No one is leaving until we find out who really started it

Every embrace is a sign of hope, of defiance

Where are the angels now? 

The wind blows the shards of the silent mirrors across their broken faces and captures their death throes for all to see

A world left blind and toothless by the law of revenge

We suffocated on steam that turned into locks of human hair 

The mad king of antiquity belongs in the past, not now

We run and burn and fall and run over and over again

And midnight trembled to see such terrors 

The fighting leaves old men deformed in the streets 

May Baba Yaga escort the mad king to hell

A stain upon another generation, damned to repeat the whims of their rabid masters

All of this just to reset the board for the next time

Blood stained the monochrome city of ashes

We, the invisible demand to be heard even if we cannot be seen

May the liar choke on his lies

She hung up the remnants of shame like a ventriloquist’s flag for all to see

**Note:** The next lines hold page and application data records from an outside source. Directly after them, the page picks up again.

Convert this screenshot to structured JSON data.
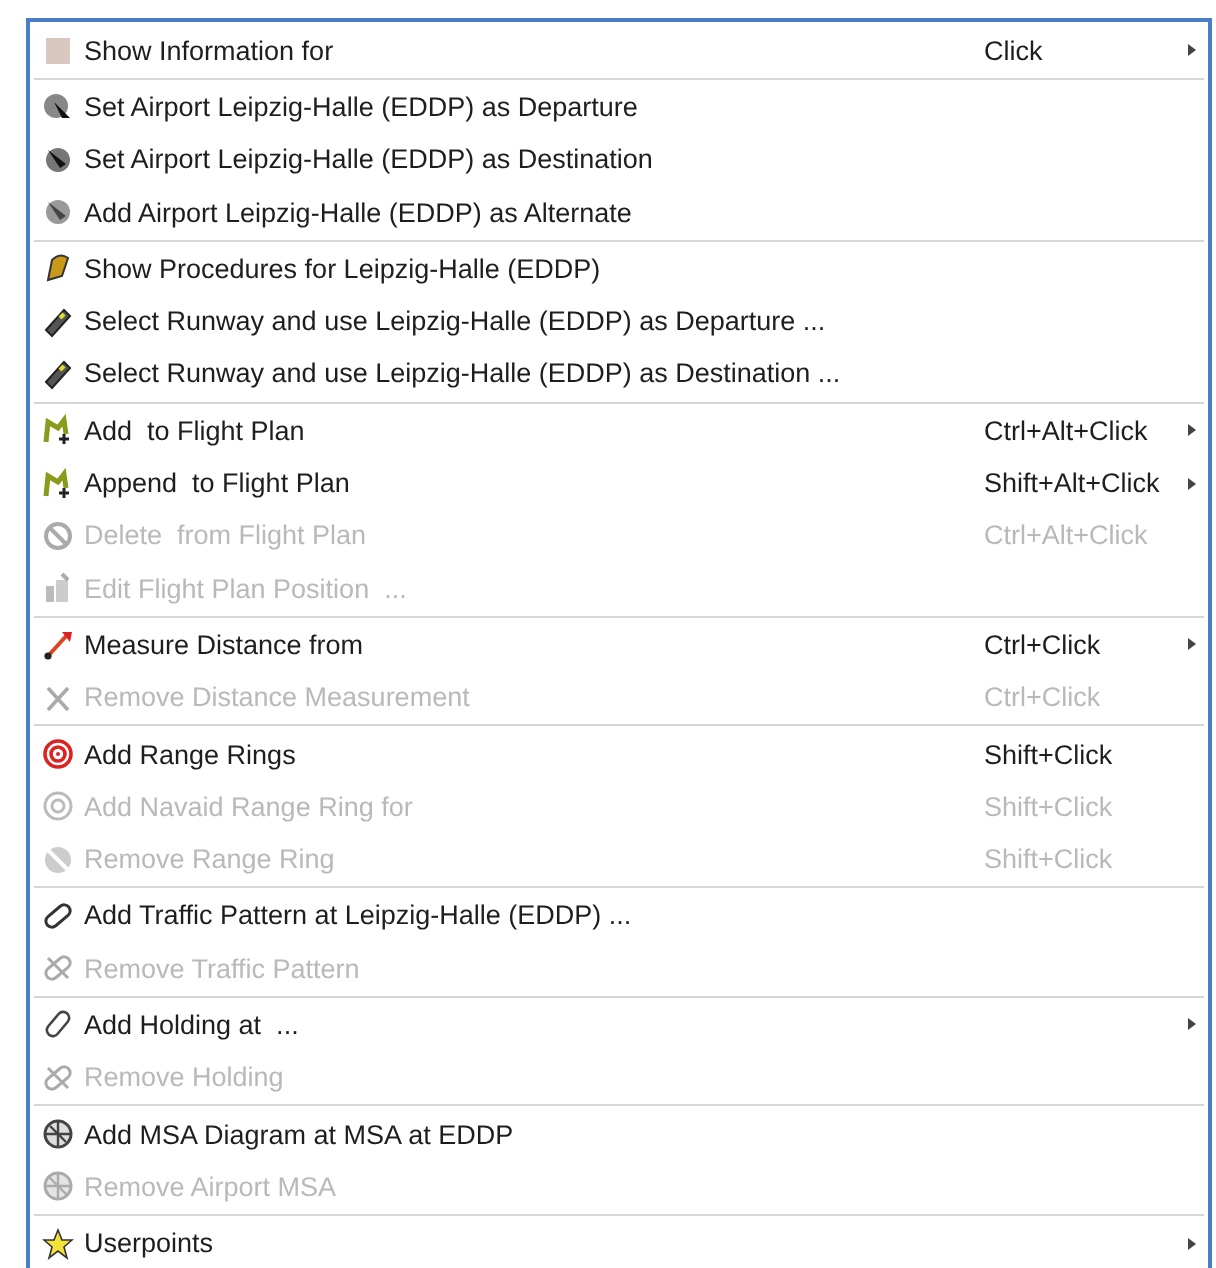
{
  "menu": {
    "groups": [
      {
        "items": [
          {
            "kind": "info",
            "label": "Show Information for",
            "shortcut": "Click",
            "submenu": true,
            "disabled": false
          }
        ]
      },
      {
        "items": [
          {
            "kind": "departure",
            "label": "Set Airport Leipzig-Halle (EDDP) as Departure",
            "submenu": false,
            "disabled": false
          },
          {
            "kind": "destination",
            "label": "Set Airport Leipzig-Halle (EDDP) as Destination",
            "submenu": false,
            "disabled": false
          },
          {
            "kind": "alternate",
            "label": "Add Airport Leipzig-Halle (EDDP) as Alternate",
            "submenu": false,
            "disabled": false
          }
        ]
      },
      {
        "items": [
          {
            "kind": "procedures",
            "label": "Show Procedures for Leipzig-Halle (EDDP)",
            "submenu": false,
            "disabled": false
          },
          {
            "kind": "runway",
            "label": "Select Runway and use Leipzig-Halle (EDDP) as Departure ...",
            "submenu": false,
            "disabled": false
          },
          {
            "kind": "runway",
            "label": "Select Runway and use Leipzig-Halle (EDDP) as Destination ...",
            "submenu": false,
            "disabled": false
          }
        ]
      },
      {
        "items": [
          {
            "kind": "plan",
            "label": "Add  to Flight Plan",
            "shortcut": "Ctrl+Alt+Click",
            "submenu": true,
            "disabled": false
          },
          {
            "kind": "plan",
            "label": "Append  to Flight Plan",
            "shortcut": "Shift+Alt+Click",
            "submenu": true,
            "disabled": false
          },
          {
            "kind": "delete",
            "label": "Delete  from Flight Plan",
            "shortcut": "Ctrl+Alt+Click",
            "submenu": false,
            "disabled": true
          },
          {
            "kind": "edit",
            "label": "Edit Flight Plan Position  ...",
            "submenu": false,
            "disabled": true
          }
        ]
      },
      {
        "items": [
          {
            "kind": "measure",
            "label": "Measure Distance from",
            "shortcut": "Ctrl+Click",
            "submenu": true,
            "disabled": false
          },
          {
            "kind": "unmeasure",
            "label": "Remove Distance Measurement",
            "shortcut": "Ctrl+Click",
            "submenu": false,
            "disabled": true
          }
        ]
      },
      {
        "items": [
          {
            "kind": "rings",
            "label": "Add Range Rings",
            "shortcut": "Shift+Click",
            "submenu": false,
            "disabled": false
          },
          {
            "kind": "ring",
            "label": "Add Navaid Range Ring for",
            "shortcut": "Shift+Click",
            "submenu": false,
            "disabled": true
          },
          {
            "kind": "noring",
            "label": "Remove Range Ring",
            "shortcut": "Shift+Click",
            "submenu": false,
            "disabled": true
          }
        ]
      },
      {
        "items": [
          {
            "kind": "pattern",
            "label": "Add Traffic Pattern at Leipzig-Halle (EDDP) ...",
            "submenu": false,
            "disabled": false
          },
          {
            "kind": "nopattern",
            "label": "Remove Traffic Pattern",
            "submenu": false,
            "disabled": true
          }
        ]
      },
      {
        "items": [
          {
            "kind": "holding",
            "label": "Add Holding at  ...",
            "submenu": true,
            "disabled": false
          },
          {
            "kind": "nopattern",
            "label": "Remove Holding",
            "submenu": false,
            "disabled": true
          }
        ]
      },
      {
        "items": [
          {
            "kind": "msa",
            "label": "Add MSA Diagram at MSA at EDDP",
            "submenu": false,
            "disabled": false
          },
          {
            "kind": "nomsa",
            "label": "Remove Airport MSA",
            "submenu": false,
            "disabled": true
          }
        ]
      },
      {
        "items": [
          {
            "kind": "star",
            "label": "Userpoints",
            "submenu": true,
            "disabled": false
          }
        ]
      }
    ]
  }
}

Criminals jostle to steal the clothes and words of the famous dead

The mad king is fragile, just like a chess king. And like a chess king, I want to throw him to the ground

The war is fought by actors and actresses, not by women and children

Who pays the price?

We bleed


How much longer?

Collective poem by Doug Campbell, Taya King, Daina Kopp and Darren Thomas

Enquiry La Sirena

Images of La Sirena

Dream of mermaids. 1963. Folding Triptych 3 Panel. Carved wood, metal hinges and oil on canvas mounted on wood panels. Leonora Carrington.
Enquiry La Sirena

Images of La Sirena

Our dear friend and comrade, John Welson, shared this poem and image, along with the following message:

“I have found another mermaid/merman/merperson drawing from 1978 this time. The title on the rear is in fact a short poem and reads:

Tide turned
cut loose
waters wept
blade admonished
fin glimpsed
Tide turned

beneath the waves

As always, we urge siren spotters everywhere to continue sharing their research findings with us at

Enquiry La Sirena

Images of La Sirena

Our good friend, John Welson, kindly shared the following siren images with us, and I include his original commentary: “In 1969/70 I painted this painting (in two different versions):

Whilst it acquired the title of, ‘Drama in the Paddock’ having just found an old photo of the work I see that on the rear of the photograph it had a different title, for back then I titled it, ‘The Time of the Mermaid’.

I revisited the theme a couple of times in later years.

in 1976…
and finally in 1982.

I thought I would share this with you.

Warmest greetings to you all.
In friendship.”